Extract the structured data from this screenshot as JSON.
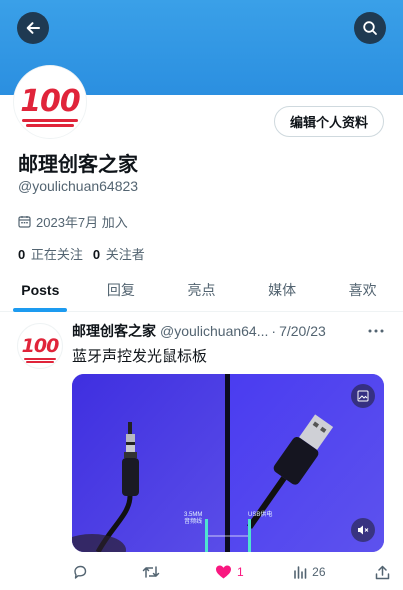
{
  "colors": {
    "banner": "#2b8fe0",
    "accent": "#1d9bf0",
    "like": "#f91880",
    "muted": "#536471"
  },
  "header": {
    "back_icon": "arrow-left-icon",
    "search_icon": "search-icon"
  },
  "profile": {
    "avatar_emoji": "100",
    "edit_button": "编辑个人资料",
    "display_name": "邮理创客之家",
    "handle": "@youlichuan64823",
    "joined_icon": "calendar-icon",
    "joined": "2023年7月 加入",
    "following_count": "0",
    "following_label": "正在关注",
    "followers_count": "0",
    "followers_label": "关注者"
  },
  "tabs": [
    {
      "label": "Posts",
      "active": true
    },
    {
      "label": "回复"
    },
    {
      "label": "亮点"
    },
    {
      "label": "媒体"
    },
    {
      "label": "喜欢"
    }
  ],
  "post": {
    "author": "邮理创客之家",
    "handle": "@youlichuan64...",
    "separator": "·",
    "date": "7/20/23",
    "text": "蓝牙声控发光鼠标板",
    "media": {
      "caption_left_1": "3.5MM",
      "caption_left_2": "音频线",
      "caption_right": "USB供电"
    },
    "actions": {
      "reply_count": "",
      "repost_count": "",
      "like_count": "1",
      "views_count": "26"
    }
  }
}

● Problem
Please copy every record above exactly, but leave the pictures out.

● Result of this exercise
Extract the structured data from this screenshot as JSON.
{
  "colors": {
    "banner": "#2b8fe0",
    "accent": "#1d9bf0",
    "like": "#f91880",
    "muted": "#536471"
  },
  "header": {
    "back_icon": "arrow-left-icon",
    "search_icon": "search-icon"
  },
  "profile": {
    "avatar_emoji": "100",
    "edit_button": "编辑个人资料",
    "display_name": "邮理创客之家",
    "handle": "@youlichuan64823",
    "joined_icon": "calendar-icon",
    "joined": "2023年7月 加入",
    "following_count": "0",
    "following_label": "正在关注",
    "followers_count": "0",
    "followers_label": "关注者"
  },
  "tabs": [
    {
      "label": "Posts",
      "active": true
    },
    {
      "label": "回复"
    },
    {
      "label": "亮点"
    },
    {
      "label": "媒体"
    },
    {
      "label": "喜欢"
    }
  ],
  "post": {
    "author": "邮理创客之家",
    "handle": "@youlichuan64...",
    "separator": "·",
    "date": "7/20/23",
    "text": "蓝牙声控发光鼠标板",
    "media": {
      "caption_left_1": "3.5MM",
      "caption_left_2": "音频线",
      "caption_right": "USB供电"
    },
    "actions": {
      "reply_count": "",
      "repost_count": "",
      "like_count": "1",
      "views_count": "26"
    }
  }
}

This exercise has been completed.